  38. Cilimkovic M. Neural networks and back propagation algorithm. Institute of Technology Blanchardstown, Blanchardstown Road North Dublin. 2015;15(1)

  39. Liu Y, Li Z, Xiong H, Gao X, Wu J. Understanding of internal clustering validation measures. In: 2010 IEEE International Conference on Data Mining, 2010. p. 911–6.

  40. Lederer J. Activation functions in artificial neural networks: a systematic overview. CoRR. 2021;abs/2101.09957.

  41. Wilson DR, Martinez TR. The need for small learning rates on large problems. In: IJCNN’01. International Joint Conference on Neural Networks. Proceedings (Cat. No.01CH37222), 2001;1:115–1191.

  42. Cakmak E, Plank M, Calovi DS, Jordan A, Keim D. Spatio-temporal clustering benchmark for collective animal behavior. In: Proceedings of the 1st ACM SIGSPATIAL International Workshop on Animal Movement Ecology and Human Mobility, 2021. p. 5–8.

Download references


Not applicable.


This research has been supported by the "PNRR MUR project PE0000013-FAIR", the "ICSC National Centre for HPC, Big Data and Quantum Computing" (CN00000013) within the NextGenerationEU program, and the European Union—NextGenerationEU - National Recovery and Resilience Plan (Piano Nazionale di Ripresa e Resilienza, PNRR) - Project: “—Strengthening the Italian RI for Social Mining and Big Data Analytics”—Prot. IR0000013 - Avviso n. 3264 del 28/12/2021, and by the Italian Ministry of University and Research, PRIN 2022 “INSIDER: INtelligent ServIce Deployment for advanced cloud-Edge integRation”, grant n. 2022WWSCRR, CUP H53D23003670006.

Author information

Authors and Affiliations



EC and AV designed the study; PL and AV carried out data collection; EC, PL and AV carried out the analysis and interpretation of the results; EC, PL, and AV helped to write the manuscript; EC coordinated the whole research study and paper submission. All authors read and approved the final manuscript.

Corresponding author

Correspondence to Eugenio Cesario.

Ethics declarations

Ethics approval and consent to participate

Not applicable.

Consent for publication

Not applicable.

Competing interests

The authors declare that they have no competing of interests.

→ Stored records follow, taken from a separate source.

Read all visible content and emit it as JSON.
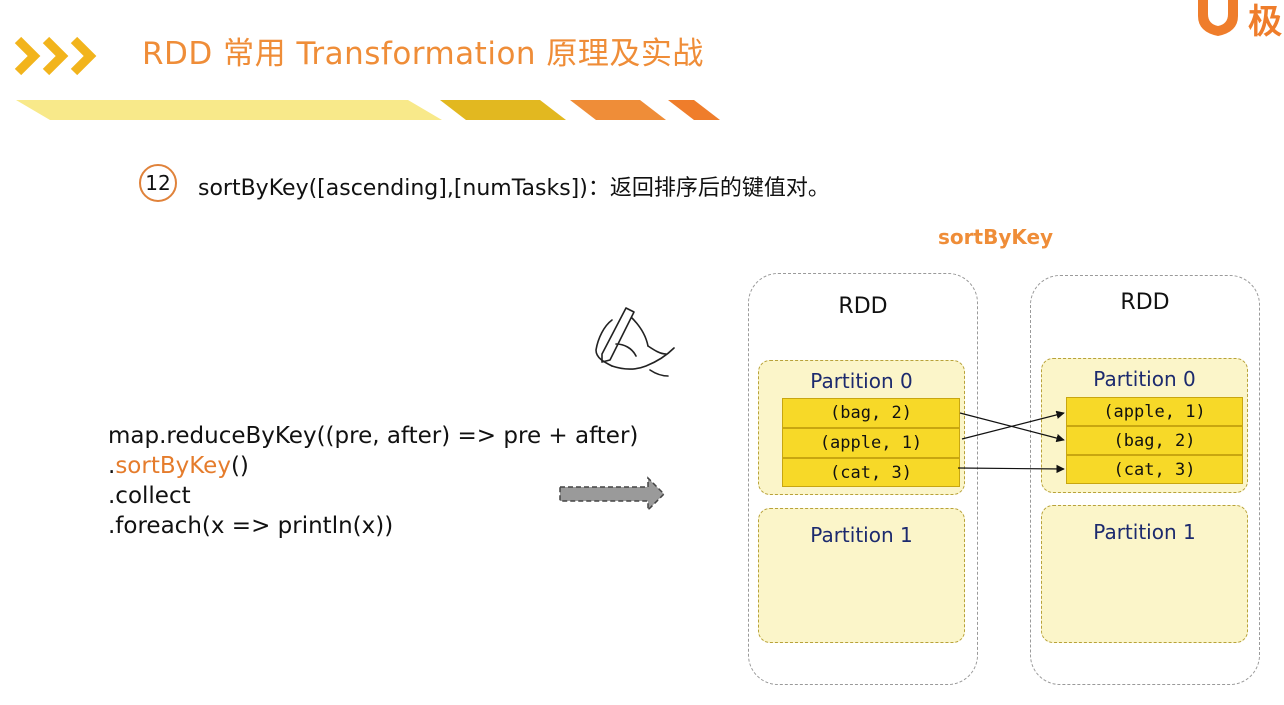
{
  "header": {
    "title": "RDD 常用 Transformation 原理及实战",
    "logo_text": "极"
  },
  "item": {
    "number": "12",
    "text": "sortByKey([ascending],[numTasks])：返回排序后的键值对。"
  },
  "code": {
    "line1": "map.reduceByKey((pre, after) => pre + after)",
    "line2_prefix": ".",
    "line2_highlight": "sortByKey",
    "line2_suffix": "()",
    "line3": ".collect",
    "line4": ".foreach(x => println(x))"
  },
  "diagram": {
    "title": "sortByKey",
    "left_rdd": {
      "label": "RDD",
      "partition0": {
        "label": "Partition 0",
        "records": [
          "(bag, 2)",
          "(apple, 1)",
          "(cat, 3)"
        ]
      },
      "partition1": {
        "label": "Partition 1"
      }
    },
    "right_rdd": {
      "label": "RDD",
      "partition0": {
        "label": "Partition 0",
        "records": [
          "(apple, 1)",
          "(bag, 2)",
          "(cat, 3)"
        ]
      },
      "partition1": {
        "label": "Partition 1"
      }
    }
  },
  "colors": {
    "accent_orange": "#ef8d38",
    "record_yellow": "#f7d928",
    "partition_bg": "#fbf5c9",
    "partition_label": "#1c2a6e"
  },
  "icons": [
    "chevron-arrows-icon",
    "logo-icon",
    "hand-writing-icon",
    "dashed-arrow-icon"
  ]
}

Additional information

Publisher's Note

Springer Nature remains neutral with regard to jurisdictional claims in published maps and institutional affiliations.

Rights and permissions

Open Access This article is licensed under a Creative Commons Attribution 4.0 International License, which permits use, sharing, adaptation, distribution and reproduction in any medium or format, as long as you give appropriate credit to the original author(s) and the source, provide a link to the Creative Commons licence, and indicate if changes were made. The images or other third party material in this article are included in the article’s Creative Commons licence, unless indicated otherwise in a credit line to the material. If material is not included in the article’s Creative Commons licence and your intended use is not permitted by statutory regulation or exceeds the permitted use, you will need to obtain permission directly from the copyright holder. To view a copy of this licence, visit

Reprints and permissions

About this article

Check for updates. Verify currency and authenticity via CrossMark

Cite this article

Cesario, E., Lindia, P. & Vinci, A. Multi-density crime predictor: an approach to forecast criminal activities in multi-density crime hotspots. J Big Data 11, 75 (2024).

Download citation

  • Received:

  • Accepted:

  • Published:

  • DOI: